Some gender differences in occupations and industries are related to educational and occupational choices and workplace culture, as well as societal norms. Although women in Canada have become more educated, they continue to have fewer trades certificates and STEM university degrees. In 2021, women made up just 12 percent of the 72,714 new apprenticeship registrations in Canada, down from 13.5 percent in 2019. According to Statistics Canada, men represented more than half (60.5 percent) of postsecondary STEM enrolments in 2020/21. Only about one-third of the STEM enrollment gender gap (17 percentage points) among bachelor’s degree students can be explained by gender differences in academic performance or by student and school characteristics.

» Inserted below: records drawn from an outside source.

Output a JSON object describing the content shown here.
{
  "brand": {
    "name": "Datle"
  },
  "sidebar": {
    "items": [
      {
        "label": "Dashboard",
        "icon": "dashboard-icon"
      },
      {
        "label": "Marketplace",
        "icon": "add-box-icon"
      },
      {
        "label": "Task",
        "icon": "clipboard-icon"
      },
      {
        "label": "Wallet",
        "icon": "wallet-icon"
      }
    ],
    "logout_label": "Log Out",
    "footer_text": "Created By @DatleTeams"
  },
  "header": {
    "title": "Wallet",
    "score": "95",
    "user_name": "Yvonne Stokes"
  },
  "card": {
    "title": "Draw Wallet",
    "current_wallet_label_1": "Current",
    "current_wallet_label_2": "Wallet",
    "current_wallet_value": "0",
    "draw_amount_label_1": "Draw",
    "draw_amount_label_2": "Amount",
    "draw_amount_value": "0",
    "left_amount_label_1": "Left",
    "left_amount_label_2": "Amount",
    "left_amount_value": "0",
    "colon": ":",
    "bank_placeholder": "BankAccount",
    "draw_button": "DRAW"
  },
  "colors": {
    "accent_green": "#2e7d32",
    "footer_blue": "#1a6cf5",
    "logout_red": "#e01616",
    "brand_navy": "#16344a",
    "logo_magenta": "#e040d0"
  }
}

Other contributing factors could be related to gender differences in STEM role models (teachers or parents), interest, confidence and societal norms.

Industrial differences between men and women explain why, unlike in the 2008-2009 financial crisis, the pandemic hit women harder. During the 2008-2009 financial crisis, the goods-producing industries had the highest employment drop, but only about 11 percent of women worked in these industries, compared to 35 percent of men. In contrast, a higher proportion of women (29.3 percent compared to 24.6 percent of men) worked in the pandemic’s hardest-hit industries: accommodation and food services, wholesale and retail trade, and information, culture and recreation.

Reducing disparities in gender participation and employment rates and encouraging women to work in STEM occupations and skilled trades would help mitigate aging’s impact on labour force growth, address labour and skills shortages, and strengthen the economy. These measures require encouraging greater labour force participation and removing employment barriers for women who wish to work, especially older women and those with children.

Our recommendations to get us there include: better policies for increasing accessibility to affordable childcare, improvements to women’s workforce development and flexible work arrangements.

 Parisa Mahboubi is a Senior Policy Analyst at the C.D. Howe Institute where Tingting Zhang is a Junior Policy Analyst.

To send a comment or leave feedback, email us at blog@cdhowe.org.

The views expressed here are those of the authors. The C.D. Howe Institute does not take corporate positions on policy matters.